Division II Where ignitable concentrations of flammable gases, vapors, or liquids are not likely to exist under normal operating conditions Storage room with oil drums where an ignitable concentration of gas vapors would only exist under abnormal operating conditions, like if a drum were to be leaking
Group Nature of Hazardous Material
Group A Acetylene (typically used in welding)
Group B Hydrogen or gases of equivalent hazard (including ethylene oxide, propylene oxide, etc.)
Group C Ethylene or gases of equivalent hazard (including carbon monoxide, ether, etc.)
Group D Propane (including butane, gasoline, natural gas, ammonia, hexane, ethanol, etc.)
Group E Metal dust (division 1 only – including aluminum and magnesium dust)
Group F Coal dust (including charcoal dust, coal, etc.)
Group G Grain dust (including starch, flour, etc.)
Temperature Code Max Surface Temperature (°F) Max Surface Temperature (°C)
T1 842 450
T2 572 300
T2A 536 280
T2B 500 260
T2D 419 215
T3 392 200
T3A 356 180
T3B 329 165
T3C 320 160
T4 275 135
T4A 248 120
T5 212 100
T6 185 85

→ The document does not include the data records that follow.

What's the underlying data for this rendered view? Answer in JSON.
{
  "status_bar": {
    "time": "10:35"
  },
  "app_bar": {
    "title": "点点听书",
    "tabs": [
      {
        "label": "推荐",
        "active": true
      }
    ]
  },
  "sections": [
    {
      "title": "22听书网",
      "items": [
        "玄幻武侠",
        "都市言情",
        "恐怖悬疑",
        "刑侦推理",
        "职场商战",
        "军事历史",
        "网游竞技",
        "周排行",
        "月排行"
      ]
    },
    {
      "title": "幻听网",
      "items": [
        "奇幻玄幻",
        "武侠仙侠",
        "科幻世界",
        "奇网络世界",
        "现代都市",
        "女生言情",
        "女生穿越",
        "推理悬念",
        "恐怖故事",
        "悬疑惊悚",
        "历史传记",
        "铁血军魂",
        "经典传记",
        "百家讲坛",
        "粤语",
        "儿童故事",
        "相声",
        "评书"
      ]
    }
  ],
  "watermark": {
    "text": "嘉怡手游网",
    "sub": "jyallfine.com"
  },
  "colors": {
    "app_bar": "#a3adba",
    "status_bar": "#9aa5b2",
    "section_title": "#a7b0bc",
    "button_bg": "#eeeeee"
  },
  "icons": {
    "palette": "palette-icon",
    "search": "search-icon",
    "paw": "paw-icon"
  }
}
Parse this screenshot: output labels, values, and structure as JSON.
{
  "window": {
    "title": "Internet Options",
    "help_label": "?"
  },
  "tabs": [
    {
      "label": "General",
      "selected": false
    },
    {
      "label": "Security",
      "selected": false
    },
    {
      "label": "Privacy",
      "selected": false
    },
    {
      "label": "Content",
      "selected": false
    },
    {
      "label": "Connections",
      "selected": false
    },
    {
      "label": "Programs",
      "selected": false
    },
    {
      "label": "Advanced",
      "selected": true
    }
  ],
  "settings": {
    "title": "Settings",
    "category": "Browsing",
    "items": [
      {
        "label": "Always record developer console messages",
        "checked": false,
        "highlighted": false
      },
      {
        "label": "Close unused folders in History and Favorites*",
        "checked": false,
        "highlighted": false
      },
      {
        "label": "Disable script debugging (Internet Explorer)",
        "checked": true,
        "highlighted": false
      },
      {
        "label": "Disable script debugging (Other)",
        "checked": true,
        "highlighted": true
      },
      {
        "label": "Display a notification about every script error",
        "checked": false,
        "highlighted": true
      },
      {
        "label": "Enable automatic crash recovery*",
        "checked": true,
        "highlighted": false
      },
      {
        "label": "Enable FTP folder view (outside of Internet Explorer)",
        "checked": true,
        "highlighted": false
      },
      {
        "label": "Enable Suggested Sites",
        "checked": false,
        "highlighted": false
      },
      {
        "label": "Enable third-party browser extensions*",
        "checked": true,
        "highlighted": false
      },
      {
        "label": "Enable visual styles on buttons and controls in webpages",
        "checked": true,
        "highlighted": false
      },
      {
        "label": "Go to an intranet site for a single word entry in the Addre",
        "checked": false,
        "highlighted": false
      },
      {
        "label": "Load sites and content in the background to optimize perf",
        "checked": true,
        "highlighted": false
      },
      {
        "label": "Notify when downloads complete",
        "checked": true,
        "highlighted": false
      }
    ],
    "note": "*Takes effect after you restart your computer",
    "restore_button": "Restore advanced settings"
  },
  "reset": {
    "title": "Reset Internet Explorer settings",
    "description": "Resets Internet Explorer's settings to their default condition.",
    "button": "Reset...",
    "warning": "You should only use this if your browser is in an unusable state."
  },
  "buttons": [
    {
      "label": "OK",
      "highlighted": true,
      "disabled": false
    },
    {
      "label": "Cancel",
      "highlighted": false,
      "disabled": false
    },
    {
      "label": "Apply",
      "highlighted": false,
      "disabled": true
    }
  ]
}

Tactical Flashlights

Tactical flashlights provide bright vision no matter the time of day or place. This form of illumination goes above and beyond to provide more than just light. These types of flashlights are typically used in professional defense industries including:

  • Search and rescue
  • Military use
  • Security/police/law enforcement
  • Firemen
  • Outdoorsmen/hunter/hiker
  • Self defense

With their compact and lightweight design, tactical flashlights allow for simultaneous use of another tool, such as a weapon. In fact, some models are designed to be mounted to a weapon for low-light shooting. It can also withstand the shock and vibration of a firearm, which makes it the No. 1 choice for law enforcement professions.

Tactical Flashlights

This type of instruments provides more light than a general model without the heavy weight, making it easily transportable. Because of the simple design and versatility, tactical flashlights are also commonly used among civilians for self-defense.

General Purpose Flashlights

The basic kind of flashlight has a simple, yet effective design. These handheld devices are lightweight for easy transport and relatively inexpensive. Their typical uses are for everyday tasks like household chores, car repairs, hiking and exploration, etc. When it comes to choosing a general purpose flashlight, there are three categories to consider: light output, battery type and size. Learn all about them:

  • Brightness: The light output of general flashlights is what mostly dictates price difference. Lumen capability and beam distance are the two main considerations and typically go hand-in-hand. Light output can range from 20 lumens to 3500 lumens.
  • Battery type: Flashlights can come with disposable, rechargeable and renewable batteries. Disposable is the most common type, as you can pick up batteries nearly anywhere. However, renewable flashlights are recommended for emergency kits because of the potential for scarce resources, even batteries.
  • Size and Weight: The overall size of your flashlight comes down to personal preference and can be decided based on application. However, with the proper accessories like holsters and cases, any flashlight can be easily transported.

There is a wide selection of quality flashlights to choose from. It all comes to down to how, when and where you will be using the tool.





Pub. 8/2017

Please Note:

The information contained in this publication is intended for general information purposes only and is based on information available as of the initial date of publication. No representation is made that the information or references are complete or remain current. This publication is not a substitute for review of the current applicable government regulations and standards specific to your location and business activity, and should not be construed as legal advice or opinion. Readers with specific questions should refer to the applicable standards or consult with an attorney.